Even after so many pretty shades of yellow, red, pink and and white have been been developed, the natural orange of the native California poppy, Eschscholzia californica, is still the best. That is probably why they all eventually revert to orange after reseeding. Although native, they do not reseed everywhere, and actually seem to be more reliable in unrefined and unamended areas of the garden than in rich soil with generous irrigation. However, a bit of watering can prolong sporadic bloom until autumn. Bloom otherwise ends before warm summer weather.
California poppy is grown as an annual because the perennial plants get tired rather quickly. They fortunately self sow prolifically. Flowers are typically about two inches wide, with four petals. The intricately lobed leaves are slightly bluish. Foliage is not much more than half a foot deep.
This one is different though. It is not the characteristic homogeneous bright orange that California poppies should be. The orange in the middle is what the entire flower should look like. The outer yellow hallow is not typical.
California poppies used to much more common than they are now. Not only did they grow wild, but they grew wild in abundance. Some of the East Hills were blushed orange with them when poppies bloomed this time of year. The lower hills just to the east of Highway 101 to the south of San Jose were more than blushed. There seemed to be almost as much orange as there was green. By the spring of 1985, those same hills were neither south of San Jose, nor quite so orange. They were within the suburban sprawl of San Jose, and were mostly green with invasive exotic grasses. Only wispy swaths of orange bloomed down low and near the top of the western slope. Those same hills are now devoid of orange, and are part of an urban neighborhood.
California poppies just do not grow naturally like they used to. Those who want them must sow seed for them. Their environment is so different from what it once was.
Even the flowers are different. They were naturally the most perfect orange, with perfectly simple petals. When we could find pale yellowish white or lavender poppies (known as purple poppies), they were something very rare and special.
California poppies are now readily available in a variety of colors, including the once very rare pale white and lavender, as well as various hues of yellow and red, some with swirled patterns. Some have fluffier double flowers. It all seems to be so unnatural for a flower that needed no improvement.
Not just any poppies; California poppies, the state flower of California.
So why the picture of an old cinder block wall on the edge of an unkempt and weathered parking lot behind the old County Bank Building? Well, right there in the middle of the picture, where the lowest course of block meets the edge of the pavement are a few weeds, and some of these weeds are poppies showing how resilient they can be.

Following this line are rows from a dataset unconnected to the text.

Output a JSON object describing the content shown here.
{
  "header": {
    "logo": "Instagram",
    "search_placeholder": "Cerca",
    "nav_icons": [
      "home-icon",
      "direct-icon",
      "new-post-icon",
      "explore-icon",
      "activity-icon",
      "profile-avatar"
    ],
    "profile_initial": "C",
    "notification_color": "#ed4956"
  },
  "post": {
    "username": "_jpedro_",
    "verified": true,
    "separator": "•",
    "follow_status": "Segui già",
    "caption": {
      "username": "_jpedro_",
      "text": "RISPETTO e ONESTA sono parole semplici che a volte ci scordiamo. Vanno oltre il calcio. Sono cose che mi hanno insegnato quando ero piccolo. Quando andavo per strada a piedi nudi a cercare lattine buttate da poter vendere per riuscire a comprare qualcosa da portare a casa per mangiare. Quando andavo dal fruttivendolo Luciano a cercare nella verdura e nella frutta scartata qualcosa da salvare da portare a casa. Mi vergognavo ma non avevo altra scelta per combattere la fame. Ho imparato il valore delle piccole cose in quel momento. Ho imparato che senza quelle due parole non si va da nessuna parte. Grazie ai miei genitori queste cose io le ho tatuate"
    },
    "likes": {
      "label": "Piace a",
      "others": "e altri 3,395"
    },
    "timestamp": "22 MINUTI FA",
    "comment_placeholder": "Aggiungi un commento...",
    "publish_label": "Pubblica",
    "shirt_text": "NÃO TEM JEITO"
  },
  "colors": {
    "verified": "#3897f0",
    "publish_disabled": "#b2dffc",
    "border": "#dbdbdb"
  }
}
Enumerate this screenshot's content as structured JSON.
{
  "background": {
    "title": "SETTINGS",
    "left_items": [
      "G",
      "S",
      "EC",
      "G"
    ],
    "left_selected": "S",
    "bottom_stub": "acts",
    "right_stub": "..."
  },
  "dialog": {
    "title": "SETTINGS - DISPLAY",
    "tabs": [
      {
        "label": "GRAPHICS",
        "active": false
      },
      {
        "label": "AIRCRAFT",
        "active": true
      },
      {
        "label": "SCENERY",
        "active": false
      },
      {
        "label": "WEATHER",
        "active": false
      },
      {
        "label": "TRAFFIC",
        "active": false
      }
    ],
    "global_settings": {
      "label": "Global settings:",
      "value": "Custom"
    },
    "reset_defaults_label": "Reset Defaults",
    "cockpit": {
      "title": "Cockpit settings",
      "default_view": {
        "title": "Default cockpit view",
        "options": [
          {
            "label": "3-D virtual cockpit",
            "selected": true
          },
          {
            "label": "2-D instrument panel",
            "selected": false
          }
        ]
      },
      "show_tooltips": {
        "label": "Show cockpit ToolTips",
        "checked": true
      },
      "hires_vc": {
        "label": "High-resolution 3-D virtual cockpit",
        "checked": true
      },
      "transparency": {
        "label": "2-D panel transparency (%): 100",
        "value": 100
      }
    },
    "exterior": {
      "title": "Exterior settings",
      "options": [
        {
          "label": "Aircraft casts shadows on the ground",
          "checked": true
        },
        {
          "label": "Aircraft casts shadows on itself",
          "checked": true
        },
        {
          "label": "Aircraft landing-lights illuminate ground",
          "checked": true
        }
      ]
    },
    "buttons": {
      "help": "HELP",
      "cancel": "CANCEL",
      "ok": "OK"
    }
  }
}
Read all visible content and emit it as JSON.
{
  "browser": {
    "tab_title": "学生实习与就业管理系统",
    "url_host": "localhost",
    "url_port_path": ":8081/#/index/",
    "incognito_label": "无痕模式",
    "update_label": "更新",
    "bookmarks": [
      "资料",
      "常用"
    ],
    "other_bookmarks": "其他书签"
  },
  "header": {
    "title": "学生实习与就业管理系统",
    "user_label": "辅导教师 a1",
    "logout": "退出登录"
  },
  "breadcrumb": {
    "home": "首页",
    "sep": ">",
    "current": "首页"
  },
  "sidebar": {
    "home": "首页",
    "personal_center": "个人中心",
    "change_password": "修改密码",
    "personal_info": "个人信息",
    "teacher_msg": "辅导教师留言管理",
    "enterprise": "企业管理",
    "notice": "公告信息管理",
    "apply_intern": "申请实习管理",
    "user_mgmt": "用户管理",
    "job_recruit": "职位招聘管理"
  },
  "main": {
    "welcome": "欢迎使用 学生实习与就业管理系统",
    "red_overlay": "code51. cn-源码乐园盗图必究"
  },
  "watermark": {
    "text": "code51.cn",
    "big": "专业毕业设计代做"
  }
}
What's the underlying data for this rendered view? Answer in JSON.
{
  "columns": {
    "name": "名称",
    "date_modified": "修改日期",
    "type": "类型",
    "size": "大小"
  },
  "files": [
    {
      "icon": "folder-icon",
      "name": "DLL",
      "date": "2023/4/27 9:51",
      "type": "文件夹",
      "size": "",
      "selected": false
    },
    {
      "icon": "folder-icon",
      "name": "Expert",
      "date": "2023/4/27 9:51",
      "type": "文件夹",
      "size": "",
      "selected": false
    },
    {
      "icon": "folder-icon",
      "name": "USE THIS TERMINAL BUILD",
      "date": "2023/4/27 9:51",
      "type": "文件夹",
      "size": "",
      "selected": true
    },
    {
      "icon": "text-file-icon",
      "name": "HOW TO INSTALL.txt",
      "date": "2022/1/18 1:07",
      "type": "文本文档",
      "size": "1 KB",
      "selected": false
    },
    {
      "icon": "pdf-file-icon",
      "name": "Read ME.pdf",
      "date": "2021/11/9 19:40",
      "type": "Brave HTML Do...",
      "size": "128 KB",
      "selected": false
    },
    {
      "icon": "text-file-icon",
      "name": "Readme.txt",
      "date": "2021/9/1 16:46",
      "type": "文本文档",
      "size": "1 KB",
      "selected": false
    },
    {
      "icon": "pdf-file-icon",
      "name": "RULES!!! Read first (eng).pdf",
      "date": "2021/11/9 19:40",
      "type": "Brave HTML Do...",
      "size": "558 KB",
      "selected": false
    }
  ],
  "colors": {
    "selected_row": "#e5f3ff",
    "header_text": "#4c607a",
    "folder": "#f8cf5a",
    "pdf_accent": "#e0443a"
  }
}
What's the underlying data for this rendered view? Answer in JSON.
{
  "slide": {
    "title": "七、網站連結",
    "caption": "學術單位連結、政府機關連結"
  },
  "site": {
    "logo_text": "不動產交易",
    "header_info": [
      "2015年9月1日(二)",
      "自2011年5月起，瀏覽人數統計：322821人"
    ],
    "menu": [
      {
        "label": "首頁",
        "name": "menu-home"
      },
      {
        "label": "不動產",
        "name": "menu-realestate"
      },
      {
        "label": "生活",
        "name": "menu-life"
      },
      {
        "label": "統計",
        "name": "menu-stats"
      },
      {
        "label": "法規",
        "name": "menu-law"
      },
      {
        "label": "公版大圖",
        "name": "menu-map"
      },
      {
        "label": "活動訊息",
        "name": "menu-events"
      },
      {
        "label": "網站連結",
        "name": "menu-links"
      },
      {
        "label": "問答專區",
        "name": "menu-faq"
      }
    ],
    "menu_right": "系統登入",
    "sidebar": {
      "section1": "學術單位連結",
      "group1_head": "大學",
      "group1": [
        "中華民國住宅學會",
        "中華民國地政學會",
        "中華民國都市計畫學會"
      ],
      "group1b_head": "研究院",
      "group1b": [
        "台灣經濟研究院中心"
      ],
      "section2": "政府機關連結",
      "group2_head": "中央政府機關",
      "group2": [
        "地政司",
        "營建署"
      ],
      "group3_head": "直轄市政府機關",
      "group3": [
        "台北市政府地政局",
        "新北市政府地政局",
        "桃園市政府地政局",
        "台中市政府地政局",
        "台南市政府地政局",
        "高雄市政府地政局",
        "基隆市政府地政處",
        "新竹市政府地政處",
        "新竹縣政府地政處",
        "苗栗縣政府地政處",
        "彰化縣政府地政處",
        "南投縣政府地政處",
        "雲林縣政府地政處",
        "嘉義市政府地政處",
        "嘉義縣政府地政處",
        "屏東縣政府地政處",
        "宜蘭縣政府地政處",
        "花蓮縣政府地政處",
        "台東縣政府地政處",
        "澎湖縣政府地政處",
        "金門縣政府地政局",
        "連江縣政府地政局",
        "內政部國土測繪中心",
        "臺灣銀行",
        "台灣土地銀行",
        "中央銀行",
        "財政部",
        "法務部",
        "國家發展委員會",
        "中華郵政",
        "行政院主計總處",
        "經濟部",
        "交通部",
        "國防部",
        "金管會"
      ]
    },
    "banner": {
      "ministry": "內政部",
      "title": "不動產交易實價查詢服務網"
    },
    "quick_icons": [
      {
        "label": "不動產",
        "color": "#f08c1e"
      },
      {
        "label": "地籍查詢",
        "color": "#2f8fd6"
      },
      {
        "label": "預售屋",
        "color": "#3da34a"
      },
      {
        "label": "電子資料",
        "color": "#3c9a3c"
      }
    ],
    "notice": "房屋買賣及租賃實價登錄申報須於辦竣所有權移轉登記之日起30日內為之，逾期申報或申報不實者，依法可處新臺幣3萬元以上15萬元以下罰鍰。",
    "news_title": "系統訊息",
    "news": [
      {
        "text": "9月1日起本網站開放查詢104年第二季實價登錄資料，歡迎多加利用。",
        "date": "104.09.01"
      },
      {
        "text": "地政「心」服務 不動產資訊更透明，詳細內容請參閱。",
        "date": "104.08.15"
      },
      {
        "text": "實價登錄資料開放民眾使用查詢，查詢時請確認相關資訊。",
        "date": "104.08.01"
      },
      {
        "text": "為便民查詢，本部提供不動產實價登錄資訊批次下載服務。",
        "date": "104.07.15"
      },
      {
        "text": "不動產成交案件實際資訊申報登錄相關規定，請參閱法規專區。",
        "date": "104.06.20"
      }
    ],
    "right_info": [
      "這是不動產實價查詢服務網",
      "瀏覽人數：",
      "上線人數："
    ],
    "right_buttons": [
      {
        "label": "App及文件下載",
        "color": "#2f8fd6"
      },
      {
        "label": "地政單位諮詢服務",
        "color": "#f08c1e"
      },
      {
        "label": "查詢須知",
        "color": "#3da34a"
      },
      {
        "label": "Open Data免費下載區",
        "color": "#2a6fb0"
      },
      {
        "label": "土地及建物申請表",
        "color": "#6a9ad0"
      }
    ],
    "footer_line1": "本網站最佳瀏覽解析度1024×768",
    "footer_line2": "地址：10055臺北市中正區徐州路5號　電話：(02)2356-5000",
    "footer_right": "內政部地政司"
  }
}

California poppies are opportunistic. They grow fast and bloom when they can. For most, that means that they bloom as the weather starts to warm up at the end of winter. For others in irrigated gardens, they can bloom in phases through summer. Some do their thing quickly as soon as they get a bit of moisture from the first autumn rains or even dew. They know what time of year it is, and that the weather will not likely get hot enough to cook them; so they bloom and throw their seed for another generation in a few more months, or maybe many months from now. They adapt. That is how they live on the edges of forests of the Santa Cruz Mountain, to interior valley chaparral, to the Mojave Desert. They are a remarkable specie.
Remember the poppies in the Wizard of Oz? There are several theories about what those poppies represent, and why the put Dorothy, the Cowardly Lion and Toto to sleep without affecting Scarecrow and TinMan. Duh, Scarecrow and TinMan do not breath. They can not inhale the narcotic produced by the poppies. Even if they did, they lack the physiology to be susceptible to opiates.
There is a significance to poppies blooming today, the same day I wrote about the gingko, on December 13; but this ain’t Oz.